- [WHAT THE EXERCISE ASKS] Where a picture shows up in the listing below, omit it and output the rest exactly.

- [RECORDS TO PROCESS]
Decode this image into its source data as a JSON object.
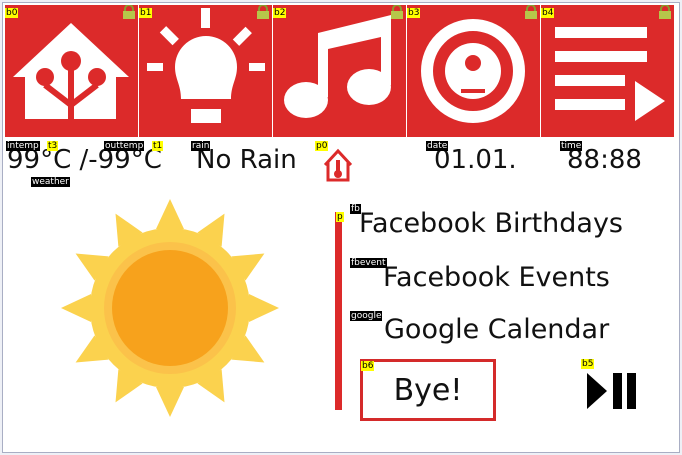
{
  "buttons": [
    {
      "tag": "b0",
      "icon": "home-assistant-icon"
    },
    {
      "tag": "b1",
      "icon": "lightbulb-icon"
    },
    {
      "tag": "b2",
      "icon": "music-note-icon"
    },
    {
      "tag": "b3",
      "icon": "vacuum-robot-icon"
    },
    {
      "tag": "b4",
      "icon": "playlist-play-icon"
    }
  ],
  "labels": {
    "intemp_tag": "intemp",
    "t3_tag": "t3",
    "outtemp_tag": "outtemp",
    "t1_tag": "t1",
    "rain_tag": "rain",
    "p0_tag": "p0",
    "date_tag": "date",
    "time_tag": "time",
    "weather_tag": "weather",
    "p_tag": "p",
    "fb_tag": "fb",
    "fbevent_tag": "fbevent",
    "google_tag": "google",
    "b6_tag": "b6",
    "b5_tag": "b5"
  },
  "status": {
    "temperature": "99°C /-99°C",
    "rain": "No Rain",
    "date": "01.01.",
    "time": "88:88"
  },
  "calendars": {
    "fb": "Facebook Birthdays",
    "fbevent": "Facebook Events",
    "google": "Google Calendar"
  },
  "bye_label": "Bye!",
  "weather_icon": "sun-icon",
  "colors": {
    "accent": "#dc2a2a",
    "sun_outer": "#fbd24e",
    "sun_inner": "#f7a21c"
  }
}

- [REPLY]
Decode this image into its source data as a JSON object.
{
  "buttons": [
    {
      "tag": "b0",
      "icon": "home-assistant-icon"
    },
    {
      "tag": "b1",
      "icon": "lightbulb-icon"
    },
    {
      "tag": "b2",
      "icon": "music-note-icon"
    },
    {
      "tag": "b3",
      "icon": "vacuum-robot-icon"
    },
    {
      "tag": "b4",
      "icon": "playlist-play-icon"
    }
  ],
  "labels": {
    "intemp_tag": "intemp",
    "t3_tag": "t3",
    "outtemp_tag": "outtemp",
    "t1_tag": "t1",
    "rain_tag": "rain",
    "p0_tag": "p0",
    "date_tag": "date",
    "time_tag": "time",
    "weather_tag": "weather",
    "p_tag": "p",
    "fb_tag": "fb",
    "fbevent_tag": "fbevent",
    "google_tag": "google",
    "b6_tag": "b6",
    "b5_tag": "b5"
  },
  "status": {
    "temperature": "99°C /-99°C",
    "rain": "No Rain",
    "date": "01.01.",
    "time": "88:88"
  },
  "calendars": {
    "fb": "Facebook Birthdays",
    "fbevent": "Facebook Events",
    "google": "Google Calendar"
  },
  "bye_label": "Bye!",
  "weather_icon": "sun-icon",
  "colors": {
    "accent": "#dc2a2a",
    "sun_outer": "#fbd24e",
    "sun_inner": "#f7a21c"
  }
}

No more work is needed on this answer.